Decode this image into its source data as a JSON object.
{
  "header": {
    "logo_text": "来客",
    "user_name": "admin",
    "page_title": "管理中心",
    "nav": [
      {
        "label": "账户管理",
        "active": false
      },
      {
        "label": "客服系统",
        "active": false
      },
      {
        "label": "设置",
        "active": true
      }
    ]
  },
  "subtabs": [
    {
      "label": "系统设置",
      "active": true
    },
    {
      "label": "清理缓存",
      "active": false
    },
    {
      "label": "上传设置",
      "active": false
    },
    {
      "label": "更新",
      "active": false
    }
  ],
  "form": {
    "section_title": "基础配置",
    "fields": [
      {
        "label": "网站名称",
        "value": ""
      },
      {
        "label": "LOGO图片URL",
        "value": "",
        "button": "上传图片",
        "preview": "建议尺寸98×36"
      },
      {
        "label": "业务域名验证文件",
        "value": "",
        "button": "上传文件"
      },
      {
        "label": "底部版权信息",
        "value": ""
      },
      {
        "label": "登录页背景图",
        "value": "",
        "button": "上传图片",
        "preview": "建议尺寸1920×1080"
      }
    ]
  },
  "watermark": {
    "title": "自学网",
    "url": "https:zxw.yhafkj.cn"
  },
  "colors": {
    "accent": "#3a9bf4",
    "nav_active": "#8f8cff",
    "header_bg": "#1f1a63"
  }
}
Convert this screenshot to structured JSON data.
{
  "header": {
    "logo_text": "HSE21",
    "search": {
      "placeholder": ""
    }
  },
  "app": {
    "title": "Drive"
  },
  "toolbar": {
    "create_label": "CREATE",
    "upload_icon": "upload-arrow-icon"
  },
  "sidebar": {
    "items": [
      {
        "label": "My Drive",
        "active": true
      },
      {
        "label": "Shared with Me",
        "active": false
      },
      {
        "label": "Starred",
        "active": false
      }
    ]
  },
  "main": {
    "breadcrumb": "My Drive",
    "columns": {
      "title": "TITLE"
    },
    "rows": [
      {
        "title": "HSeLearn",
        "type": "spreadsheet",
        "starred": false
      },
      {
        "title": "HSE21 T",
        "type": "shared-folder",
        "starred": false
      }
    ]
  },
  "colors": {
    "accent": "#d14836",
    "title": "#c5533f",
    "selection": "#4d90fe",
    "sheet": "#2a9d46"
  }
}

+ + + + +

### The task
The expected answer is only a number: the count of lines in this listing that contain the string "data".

### Solution to this exercise
2